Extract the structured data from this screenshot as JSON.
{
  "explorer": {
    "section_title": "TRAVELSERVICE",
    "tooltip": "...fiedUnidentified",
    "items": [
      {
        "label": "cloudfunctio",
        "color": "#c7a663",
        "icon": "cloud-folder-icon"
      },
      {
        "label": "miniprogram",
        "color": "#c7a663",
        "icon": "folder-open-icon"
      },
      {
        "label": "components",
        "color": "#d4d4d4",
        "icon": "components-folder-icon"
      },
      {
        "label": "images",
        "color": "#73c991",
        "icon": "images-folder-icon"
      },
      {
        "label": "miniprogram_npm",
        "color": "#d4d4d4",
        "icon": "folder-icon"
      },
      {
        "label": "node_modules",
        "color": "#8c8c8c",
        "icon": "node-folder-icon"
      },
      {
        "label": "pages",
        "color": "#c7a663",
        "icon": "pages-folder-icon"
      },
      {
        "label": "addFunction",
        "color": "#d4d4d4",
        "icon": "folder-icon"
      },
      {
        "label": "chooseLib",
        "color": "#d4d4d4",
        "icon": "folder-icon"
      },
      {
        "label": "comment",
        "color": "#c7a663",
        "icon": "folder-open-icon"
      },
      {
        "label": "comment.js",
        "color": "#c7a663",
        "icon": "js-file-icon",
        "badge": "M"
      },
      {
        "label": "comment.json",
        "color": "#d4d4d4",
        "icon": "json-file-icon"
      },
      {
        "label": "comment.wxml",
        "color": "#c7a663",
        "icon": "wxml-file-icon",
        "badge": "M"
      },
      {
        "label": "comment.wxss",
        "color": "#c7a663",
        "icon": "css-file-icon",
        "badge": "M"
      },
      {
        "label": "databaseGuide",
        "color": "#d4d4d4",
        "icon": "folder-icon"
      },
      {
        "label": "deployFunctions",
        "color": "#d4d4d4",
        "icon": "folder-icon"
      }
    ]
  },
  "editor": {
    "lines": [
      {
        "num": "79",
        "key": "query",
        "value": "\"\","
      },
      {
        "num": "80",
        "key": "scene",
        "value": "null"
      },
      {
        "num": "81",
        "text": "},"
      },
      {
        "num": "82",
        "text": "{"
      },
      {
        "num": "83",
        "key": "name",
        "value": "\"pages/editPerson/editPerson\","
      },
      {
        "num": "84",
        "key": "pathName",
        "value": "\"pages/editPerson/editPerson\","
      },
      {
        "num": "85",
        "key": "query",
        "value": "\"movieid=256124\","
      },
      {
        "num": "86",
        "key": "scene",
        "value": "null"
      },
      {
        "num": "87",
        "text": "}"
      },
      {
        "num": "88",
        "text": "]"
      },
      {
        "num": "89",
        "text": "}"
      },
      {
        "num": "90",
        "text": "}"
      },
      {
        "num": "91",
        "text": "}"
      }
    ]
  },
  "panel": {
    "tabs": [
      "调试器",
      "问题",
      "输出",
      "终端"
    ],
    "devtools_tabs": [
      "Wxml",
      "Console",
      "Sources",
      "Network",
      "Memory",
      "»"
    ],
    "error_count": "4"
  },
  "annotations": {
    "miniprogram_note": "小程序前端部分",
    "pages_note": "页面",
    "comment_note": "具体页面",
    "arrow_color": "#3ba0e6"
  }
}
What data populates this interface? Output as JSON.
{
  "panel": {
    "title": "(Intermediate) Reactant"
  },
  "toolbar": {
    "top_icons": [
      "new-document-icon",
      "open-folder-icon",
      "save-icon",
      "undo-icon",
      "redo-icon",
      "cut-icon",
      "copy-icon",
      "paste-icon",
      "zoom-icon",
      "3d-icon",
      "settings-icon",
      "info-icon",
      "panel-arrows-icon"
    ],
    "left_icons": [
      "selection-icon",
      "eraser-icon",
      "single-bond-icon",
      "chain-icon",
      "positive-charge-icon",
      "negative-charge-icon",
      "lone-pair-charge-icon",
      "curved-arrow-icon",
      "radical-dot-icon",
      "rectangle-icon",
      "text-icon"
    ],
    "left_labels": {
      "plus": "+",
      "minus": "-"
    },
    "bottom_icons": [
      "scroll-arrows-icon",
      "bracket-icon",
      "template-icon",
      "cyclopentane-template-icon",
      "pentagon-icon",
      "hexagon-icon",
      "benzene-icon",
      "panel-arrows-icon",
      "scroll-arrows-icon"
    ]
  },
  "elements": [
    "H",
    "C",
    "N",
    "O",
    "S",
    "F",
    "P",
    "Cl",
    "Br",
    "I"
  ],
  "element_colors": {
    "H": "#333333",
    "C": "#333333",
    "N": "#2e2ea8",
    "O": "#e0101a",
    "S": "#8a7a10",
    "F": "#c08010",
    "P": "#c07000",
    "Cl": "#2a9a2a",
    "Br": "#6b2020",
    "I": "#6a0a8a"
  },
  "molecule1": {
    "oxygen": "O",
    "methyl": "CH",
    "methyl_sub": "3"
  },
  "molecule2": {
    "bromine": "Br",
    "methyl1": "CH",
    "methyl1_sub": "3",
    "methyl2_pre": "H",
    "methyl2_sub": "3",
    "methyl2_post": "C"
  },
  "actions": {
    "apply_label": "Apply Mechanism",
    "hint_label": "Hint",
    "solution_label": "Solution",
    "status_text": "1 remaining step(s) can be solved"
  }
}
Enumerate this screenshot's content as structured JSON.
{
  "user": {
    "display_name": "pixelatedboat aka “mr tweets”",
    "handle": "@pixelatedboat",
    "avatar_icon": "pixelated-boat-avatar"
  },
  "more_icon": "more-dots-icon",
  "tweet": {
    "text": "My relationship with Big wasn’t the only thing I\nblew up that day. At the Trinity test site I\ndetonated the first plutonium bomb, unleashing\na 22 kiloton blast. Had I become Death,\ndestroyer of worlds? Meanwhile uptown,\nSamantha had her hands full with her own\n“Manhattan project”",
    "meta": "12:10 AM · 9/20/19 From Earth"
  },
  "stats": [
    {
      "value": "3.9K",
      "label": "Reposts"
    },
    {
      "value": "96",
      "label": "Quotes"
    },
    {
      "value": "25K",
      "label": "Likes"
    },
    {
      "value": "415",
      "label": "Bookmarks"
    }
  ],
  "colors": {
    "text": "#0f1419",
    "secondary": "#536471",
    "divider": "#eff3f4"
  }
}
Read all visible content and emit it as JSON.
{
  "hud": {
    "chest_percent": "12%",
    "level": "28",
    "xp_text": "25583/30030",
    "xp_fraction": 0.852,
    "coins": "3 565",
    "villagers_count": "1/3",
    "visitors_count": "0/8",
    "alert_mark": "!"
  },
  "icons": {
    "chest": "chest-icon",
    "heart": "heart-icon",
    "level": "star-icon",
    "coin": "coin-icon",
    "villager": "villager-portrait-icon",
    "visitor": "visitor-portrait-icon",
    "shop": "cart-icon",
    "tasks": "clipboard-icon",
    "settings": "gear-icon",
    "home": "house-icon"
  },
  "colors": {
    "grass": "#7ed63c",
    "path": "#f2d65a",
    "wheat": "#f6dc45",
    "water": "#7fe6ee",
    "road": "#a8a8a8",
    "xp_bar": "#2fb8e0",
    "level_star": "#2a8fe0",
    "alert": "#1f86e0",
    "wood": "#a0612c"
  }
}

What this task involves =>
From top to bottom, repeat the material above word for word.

Your response =>
Extract the structured data from this screenshot as JSON.
{
  "explorer": {
    "section_title": "TRAVELSERVICE",
    "tooltip": "...fiedUnidentified",
    "items": [
      {
        "label": "cloudfunctio",
        "color": "#c7a663",
        "icon": "cloud-folder-icon"
      },
      {
        "label": "miniprogram",
        "color": "#c7a663",
        "icon": "folder-open-icon"
      },
      {
        "label": "components",
        "color": "#d4d4d4",
        "icon": "components-folder-icon"
      },
      {
        "label": "images",
        "color": "#73c991",
        "icon": "images-folder-icon"
      },
      {
        "label": "miniprogram_npm",
        "color": "#d4d4d4",
        "icon": "folder-icon"
      },
      {
        "label": "node_modules",
        "color": "#8c8c8c",
        "icon": "node-folder-icon"
      },
      {
        "label": "pages",
        "color": "#c7a663",
        "icon": "pages-folder-icon"
      },
      {
        "label": "addFunction",
        "color": "#d4d4d4",
        "icon": "folder-icon"
      },
      {
        "label": "chooseLib",
        "color": "#d4d4d4",
        "icon": "folder-icon"
      },
      {
        "label": "comment",
        "color": "#c7a663",
        "icon": "folder-open-icon"
      },
      {
        "label": "comment.js",
        "color": "#c7a663",
        "icon": "js-file-icon",
        "badge": "M"
      },
      {
        "label": "comment.json",
        "color": "#d4d4d4",
        "icon": "json-file-icon"
      },
      {
        "label": "comment.wxml",
        "color": "#c7a663",
        "icon": "wxml-file-icon",
        "badge": "M"
      },
      {
        "label": "comment.wxss",
        "color": "#c7a663",
        "icon": "css-file-icon",
        "badge": "M"
      },
      {
        "label": "databaseGuide",
        "color": "#d4d4d4",
        "icon": "folder-icon"
      },
      {
        "label": "deployFunctions",
        "color": "#d4d4d4",
        "icon": "folder-icon"
      }
    ]
  },
  "editor": {
    "lines": [
      {
        "num": "79",
        "key": "query",
        "value": "\"\","
      },
      {
        "num": "80",
        "key": "scene",
        "value": "null"
      },
      {
        "num": "81",
        "text": "},"
      },
      {
        "num": "82",
        "text": "{"
      },
      {
        "num": "83",
        "key": "name",
        "value": "\"pages/editPerson/editPerson\","
      },
      {
        "num": "84",
        "key": "pathName",
        "value": "\"pages/editPerson/editPerson\","
      },
      {
        "num": "85",
        "key": "query",
        "value": "\"movieid=256124\","
      },
      {
        "num": "86",
        "key": "scene",
        "value": "null"
      },
      {
        "num": "87",
        "text": "}"
      },
      {
        "num": "88",
        "text": "]"
      },
      {
        "num": "89",
        "text": "}"
      },
      {
        "num": "90",
        "text": "}"
      },
      {
        "num": "91",
        "text": "}"
      }
    ]
  },
  "panel": {
    "tabs": [
      "调试器",
      "问题",
      "输出",
      "终端"
    ],
    "devtools_tabs": [
      "Wxml",
      "Console",
      "Sources",
      "Network",
      "Memory",
      "»"
    ],
    "error_count": "4"
  },
  "annotations": {
    "miniprogram_note": "小程序前端部分",
    "pages_note": "页面",
    "comment_note": "具体页面",
    "arrow_color": "#3ba0e6"
  }
}
What data populates this interface? Output as JSON.
{
  "panel": {
    "title": "(Intermediate) Reactant"
  },
  "toolbar": {
    "top_icons": [
      "new-document-icon",
      "open-folder-icon",
      "save-icon",
      "undo-icon",
      "redo-icon",
      "cut-icon",
      "copy-icon",
      "paste-icon",
      "zoom-icon",
      "3d-icon",
      "settings-icon",
      "info-icon",
      "panel-arrows-icon"
    ],
    "left_icons": [
      "selection-icon",
      "eraser-icon",
      "single-bond-icon",
      "chain-icon",
      "positive-charge-icon",
      "negative-charge-icon",
      "lone-pair-charge-icon",
      "curved-arrow-icon",
      "radical-dot-icon",
      "rectangle-icon",
      "text-icon"
    ],
    "left_labels": {
      "plus": "+",
      "minus": "-"
    },
    "bottom_icons": [
      "scroll-arrows-icon",
      "bracket-icon",
      "template-icon",
      "cyclopentane-template-icon",
      "pentagon-icon",
      "hexagon-icon",
      "benzene-icon",
      "panel-arrows-icon",
      "scroll-arrows-icon"
    ]
  },
  "elements": [
    "H",
    "C",
    "N",
    "O",
    "S",
    "F",
    "P",
    "Cl",
    "Br",
    "I"
  ],
  "element_colors": {
    "H": "#333333",
    "C": "#333333",
    "N": "#2e2ea8",
    "O": "#e0101a",
    "S": "#8a7a10",
    "F": "#c08010",
    "P": "#c07000",
    "Cl": "#2a9a2a",
    "Br": "#6b2020",
    "I": "#6a0a8a"
  },
  "molecule1": {
    "oxygen": "O",
    "methyl": "CH",
    "methyl_sub": "3"
  },
  "molecule2": {
    "bromine": "Br",
    "methyl1": "CH",
    "methyl1_sub": "3",
    "methyl2_pre": "H",
    "methyl2_sub": "3",
    "methyl2_post": "C"
  },
  "actions": {
    "apply_label": "Apply Mechanism",
    "hint_label": "Hint",
    "solution_label": "Solution",
    "status_text": "1 remaining step(s) can be solved"
  }
}
Enumerate this screenshot's content as structured JSON.
{
  "user": {
    "display_name": "pixelatedboat aka “mr tweets”",
    "handle": "@pixelatedboat",
    "avatar_icon": "pixelated-boat-avatar"
  },
  "more_icon": "more-dots-icon",
  "tweet": {
    "text": "My relationship with Big wasn’t the only thing I\nblew up that day. At the Trinity test site I\ndetonated the first plutonium bomb, unleashing\na 22 kiloton blast. Had I become Death,\ndestroyer of worlds? Meanwhile uptown,\nSamantha had her hands full with her own\n“Manhattan project”",
    "meta": "12:10 AM · 9/20/19 From Earth"
  },
  "stats": [
    {
      "value": "3.9K",
      "label": "Reposts"
    },
    {
      "value": "96",
      "label": "Quotes"
    },
    {
      "value": "25K",
      "label": "Likes"
    },
    {
      "value": "415",
      "label": "Bookmarks"
    }
  ],
  "colors": {
    "text": "#0f1419",
    "secondary": "#536471",
    "divider": "#eff3f4"
  }
}
Read all visible content and emit it as JSON.
{
  "hud": {
    "chest_percent": "12%",
    "level": "28",
    "xp_text": "25583/30030",
    "xp_fraction": 0.852,
    "coins": "3 565",
    "villagers_count": "1/3",
    "visitors_count": "0/8",
    "alert_mark": "!"
  },
  "icons": {
    "chest": "chest-icon",
    "heart": "heart-icon",
    "level": "star-icon",
    "coin": "coin-icon",
    "villager": "villager-portrait-icon",
    "visitor": "visitor-portrait-icon",
    "shop": "cart-icon",
    "tasks": "clipboard-icon",
    "settings": "gear-icon",
    "home": "house-icon"
  },
  "colors": {
    "grass": "#7ed63c",
    "path": "#f2d65a",
    "wheat": "#f6dc45",
    "water": "#7fe6ee",
    "road": "#a8a8a8",
    "xp_bar": "#2fb8e0",
    "level_star": "#2a8fe0",
    "alert": "#1f86e0",
    "wood": "#a0612c"
  }
}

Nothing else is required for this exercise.